## WORK REQUEST:
Go through the entries below and return every line that contains "this".

## DATA FOR REVIEW:
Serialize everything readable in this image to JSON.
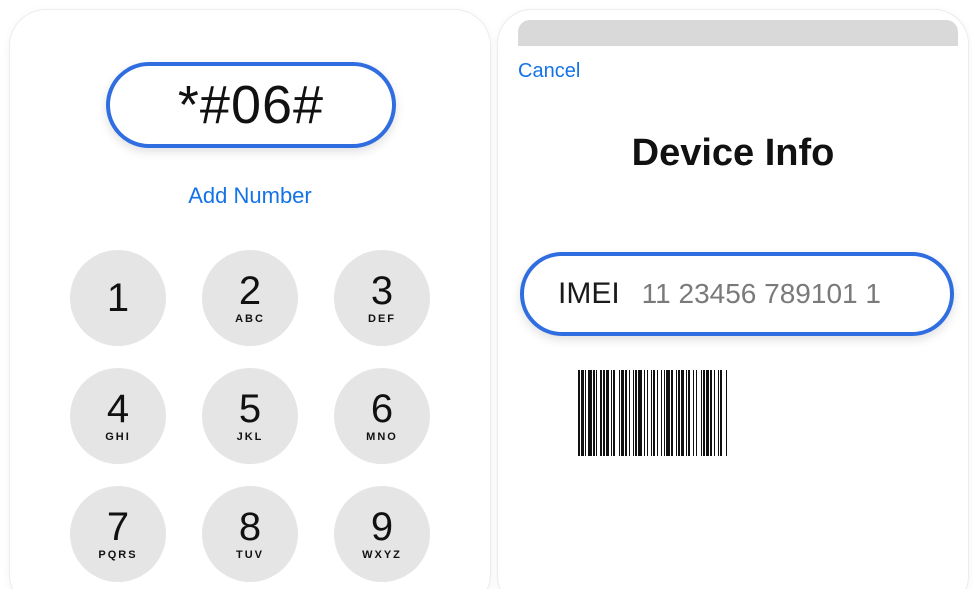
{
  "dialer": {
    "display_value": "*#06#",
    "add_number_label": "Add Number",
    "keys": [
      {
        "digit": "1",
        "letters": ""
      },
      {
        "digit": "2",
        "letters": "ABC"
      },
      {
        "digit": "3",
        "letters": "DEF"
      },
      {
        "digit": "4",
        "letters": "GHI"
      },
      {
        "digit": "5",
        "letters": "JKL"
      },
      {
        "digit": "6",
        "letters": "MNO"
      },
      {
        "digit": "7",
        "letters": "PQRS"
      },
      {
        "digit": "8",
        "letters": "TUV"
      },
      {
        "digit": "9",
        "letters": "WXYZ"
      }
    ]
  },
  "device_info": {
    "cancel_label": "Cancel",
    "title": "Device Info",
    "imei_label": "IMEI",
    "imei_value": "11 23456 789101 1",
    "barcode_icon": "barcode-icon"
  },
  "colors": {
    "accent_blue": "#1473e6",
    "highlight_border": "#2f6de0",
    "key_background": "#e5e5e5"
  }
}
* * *
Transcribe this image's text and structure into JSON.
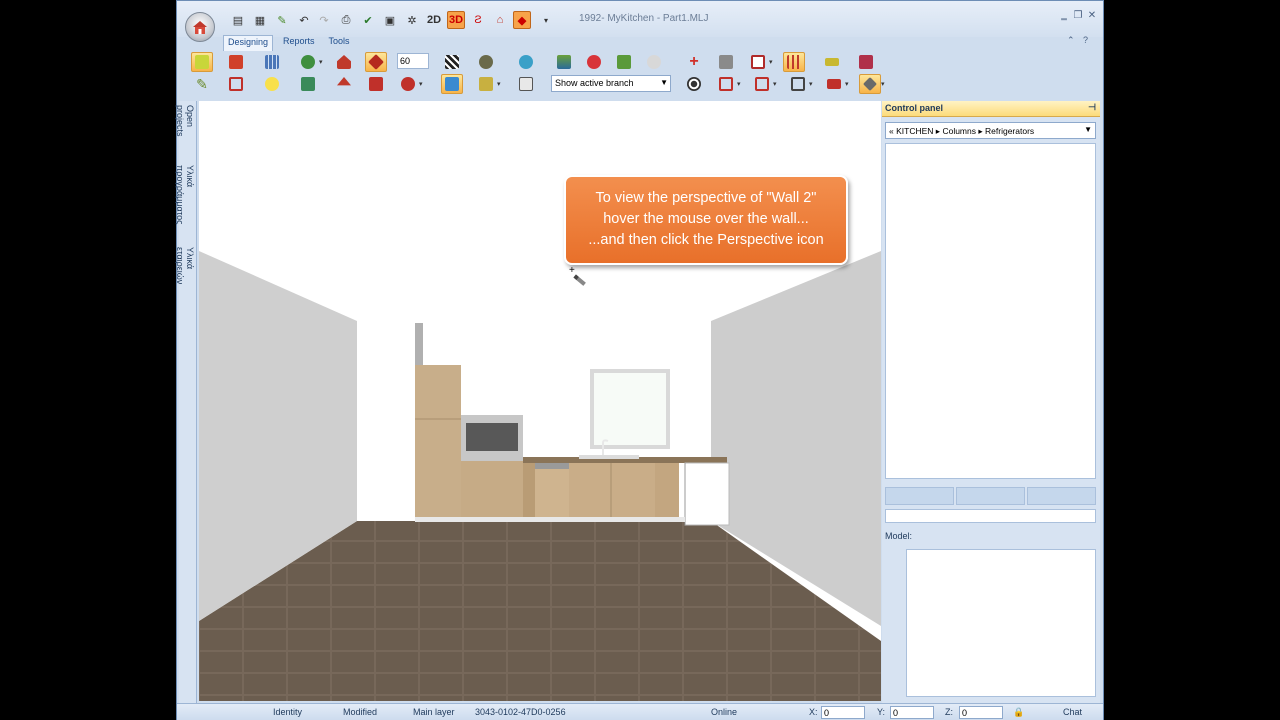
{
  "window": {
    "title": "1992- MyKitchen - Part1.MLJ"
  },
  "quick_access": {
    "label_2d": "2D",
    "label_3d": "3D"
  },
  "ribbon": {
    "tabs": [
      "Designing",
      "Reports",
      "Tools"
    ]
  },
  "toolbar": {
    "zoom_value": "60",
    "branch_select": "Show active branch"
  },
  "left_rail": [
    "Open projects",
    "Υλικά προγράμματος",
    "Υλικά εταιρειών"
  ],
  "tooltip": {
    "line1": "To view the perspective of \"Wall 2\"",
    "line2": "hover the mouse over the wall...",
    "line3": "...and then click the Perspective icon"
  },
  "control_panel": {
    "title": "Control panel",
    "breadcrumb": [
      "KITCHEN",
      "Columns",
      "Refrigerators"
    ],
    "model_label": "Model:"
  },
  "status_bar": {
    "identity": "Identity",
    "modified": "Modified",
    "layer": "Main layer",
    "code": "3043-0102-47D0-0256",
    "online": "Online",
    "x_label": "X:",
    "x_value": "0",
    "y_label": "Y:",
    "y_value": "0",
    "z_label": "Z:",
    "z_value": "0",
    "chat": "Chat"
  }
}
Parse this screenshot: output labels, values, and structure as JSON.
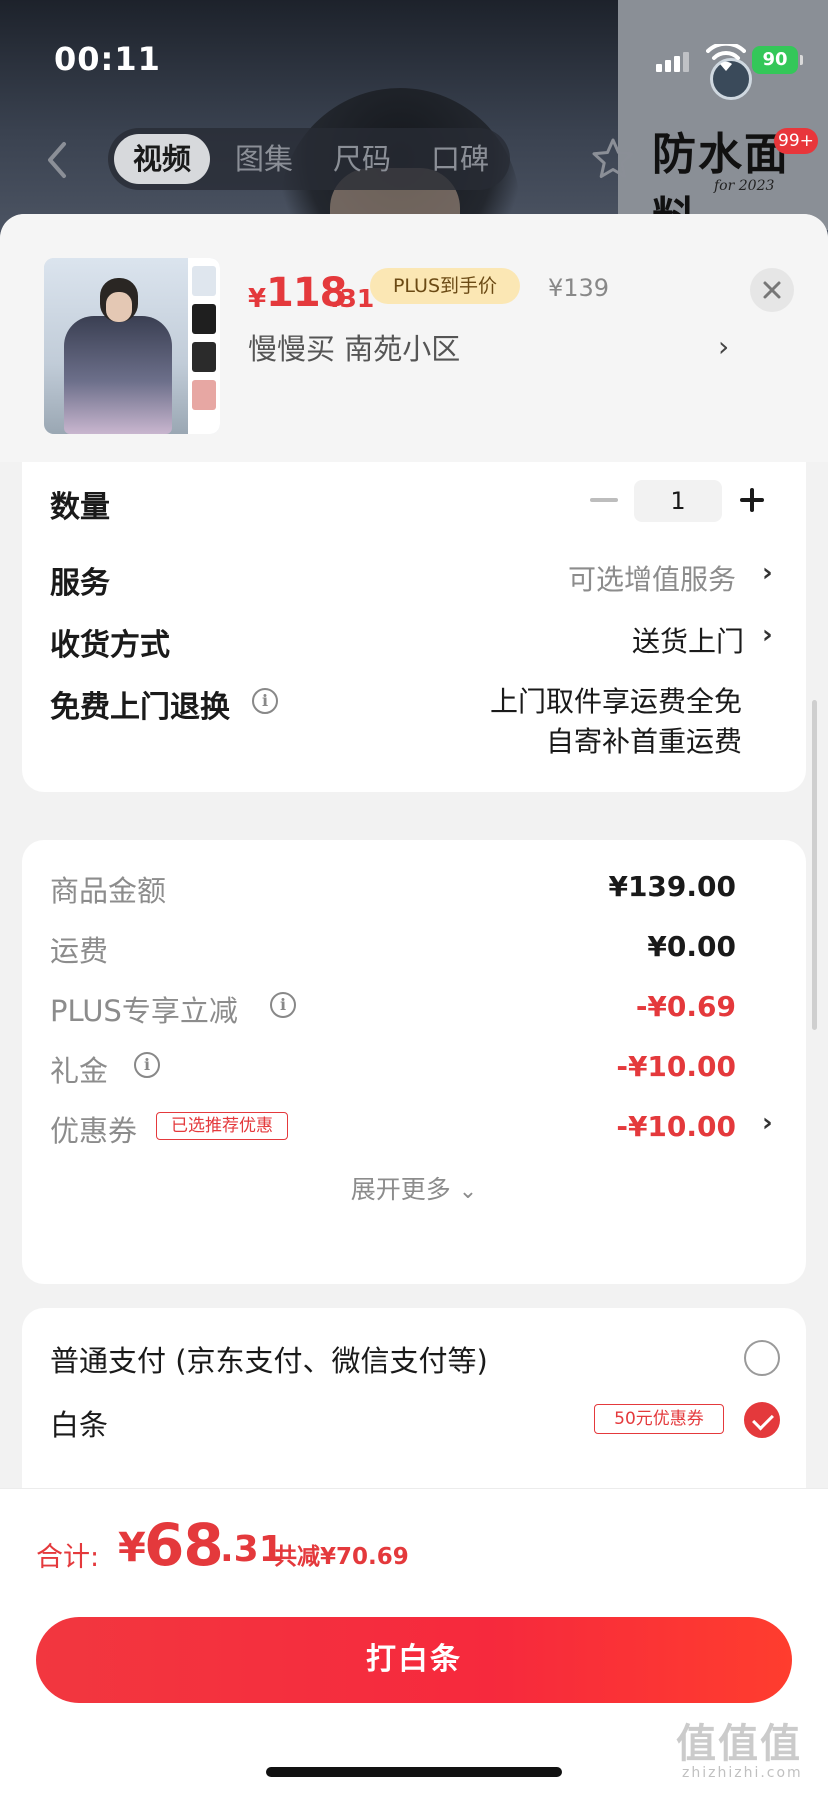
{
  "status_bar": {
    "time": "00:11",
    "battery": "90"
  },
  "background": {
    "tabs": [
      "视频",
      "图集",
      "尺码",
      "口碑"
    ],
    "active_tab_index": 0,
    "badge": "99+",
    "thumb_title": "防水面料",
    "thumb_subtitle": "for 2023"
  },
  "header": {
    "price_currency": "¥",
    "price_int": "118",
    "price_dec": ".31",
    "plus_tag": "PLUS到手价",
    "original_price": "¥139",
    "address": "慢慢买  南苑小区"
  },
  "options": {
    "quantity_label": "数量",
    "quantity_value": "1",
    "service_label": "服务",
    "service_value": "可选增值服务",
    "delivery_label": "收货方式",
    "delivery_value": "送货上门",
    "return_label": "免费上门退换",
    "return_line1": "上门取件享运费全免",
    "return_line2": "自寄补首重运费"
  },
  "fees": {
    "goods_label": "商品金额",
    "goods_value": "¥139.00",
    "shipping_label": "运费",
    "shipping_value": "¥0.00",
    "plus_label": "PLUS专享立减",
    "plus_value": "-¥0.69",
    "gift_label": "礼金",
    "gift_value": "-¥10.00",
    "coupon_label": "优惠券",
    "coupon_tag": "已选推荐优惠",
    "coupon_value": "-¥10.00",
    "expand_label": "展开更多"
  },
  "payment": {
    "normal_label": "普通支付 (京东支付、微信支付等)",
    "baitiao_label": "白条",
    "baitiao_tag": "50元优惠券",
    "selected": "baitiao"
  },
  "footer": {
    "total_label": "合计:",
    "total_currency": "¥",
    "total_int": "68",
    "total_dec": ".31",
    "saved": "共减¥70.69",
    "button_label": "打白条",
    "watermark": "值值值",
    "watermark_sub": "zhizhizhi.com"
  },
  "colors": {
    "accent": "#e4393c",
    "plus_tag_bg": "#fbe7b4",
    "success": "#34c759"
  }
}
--
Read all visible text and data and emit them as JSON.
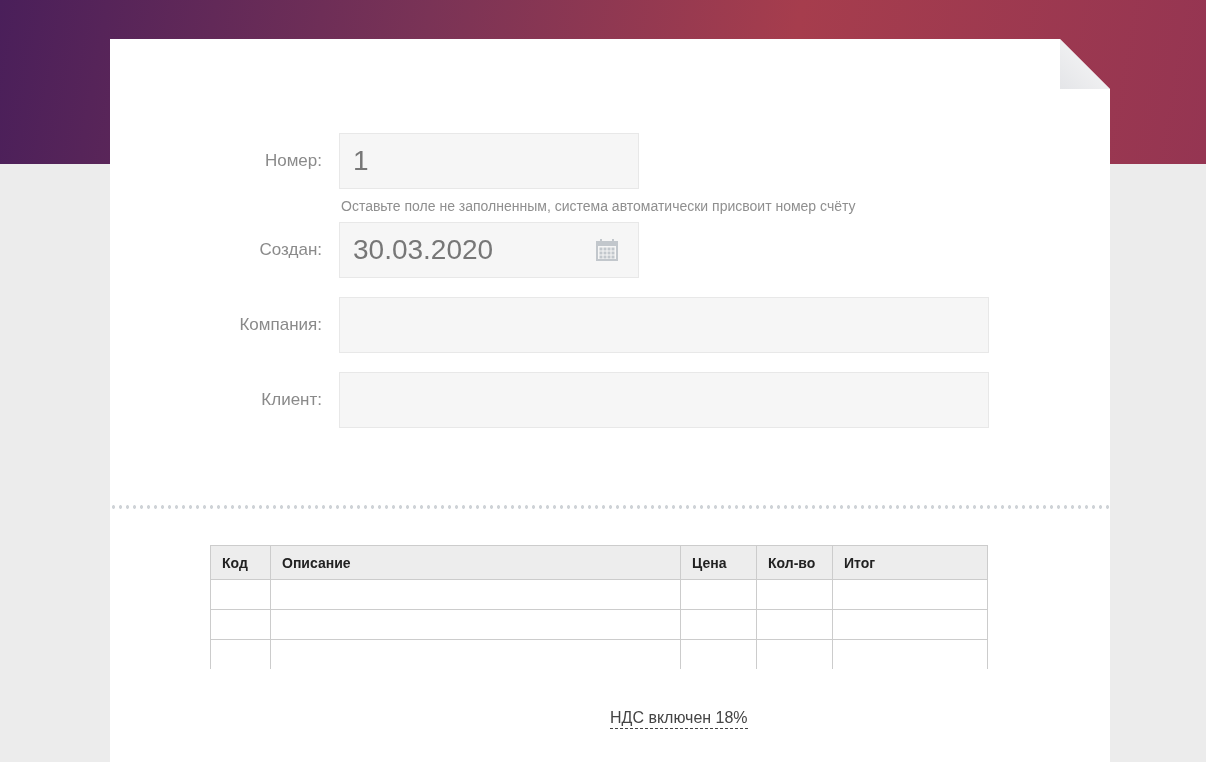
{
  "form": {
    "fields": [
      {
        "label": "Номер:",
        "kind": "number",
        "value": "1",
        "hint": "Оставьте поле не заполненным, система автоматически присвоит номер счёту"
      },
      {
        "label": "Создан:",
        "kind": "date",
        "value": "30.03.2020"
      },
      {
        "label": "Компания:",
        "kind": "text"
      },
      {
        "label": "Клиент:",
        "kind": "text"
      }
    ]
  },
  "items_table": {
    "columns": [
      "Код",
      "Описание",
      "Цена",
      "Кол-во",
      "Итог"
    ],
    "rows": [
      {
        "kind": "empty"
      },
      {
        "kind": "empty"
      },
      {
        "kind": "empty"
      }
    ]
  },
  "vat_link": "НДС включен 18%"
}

## REPLY TO THE EXERCISE:
Serialize everything readable in this image to JSON.
Transcribe this image's text and structure into JSON.
Parse this screenshot: output labels, values, and structure as JSON.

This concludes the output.